■ YOUR OBJECTIVE ■
Find how many lines of the entries contain the word "value", then report that figure alone.

(Excerpts from a dataset)
++++++++++

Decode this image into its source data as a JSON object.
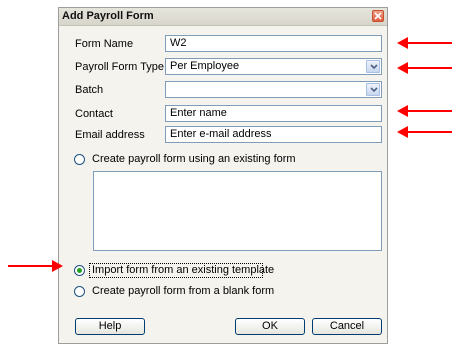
{
  "dialog": {
    "title": "Add Payroll Form",
    "close_glyph": "×",
    "fields": {
      "form_name": {
        "label": "Form Name",
        "value": "W2"
      },
      "form_type": {
        "label": "Payroll Form Type",
        "value": "Per Employee"
      },
      "batch": {
        "label": "Batch",
        "value": ""
      },
      "contact": {
        "label": "Contact",
        "value": "Enter name"
      },
      "email": {
        "label": "Email address",
        "value": "Enter e-mail address"
      }
    },
    "options": {
      "existing_form": "Create payroll form using an existing form",
      "import_template": "Import form from an existing template",
      "blank_form": "Create payroll form from a blank form"
    },
    "selected_option": "import_template",
    "buttons": {
      "help": "Help",
      "ok": "OK",
      "cancel": "Cancel"
    }
  },
  "colors": {
    "annotation_arrow": "#ff0000",
    "radio_dot": "#21a121",
    "field_border": "#7f9db9"
  }
}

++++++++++

■ ANSWER TO THE PROBLEM ■
5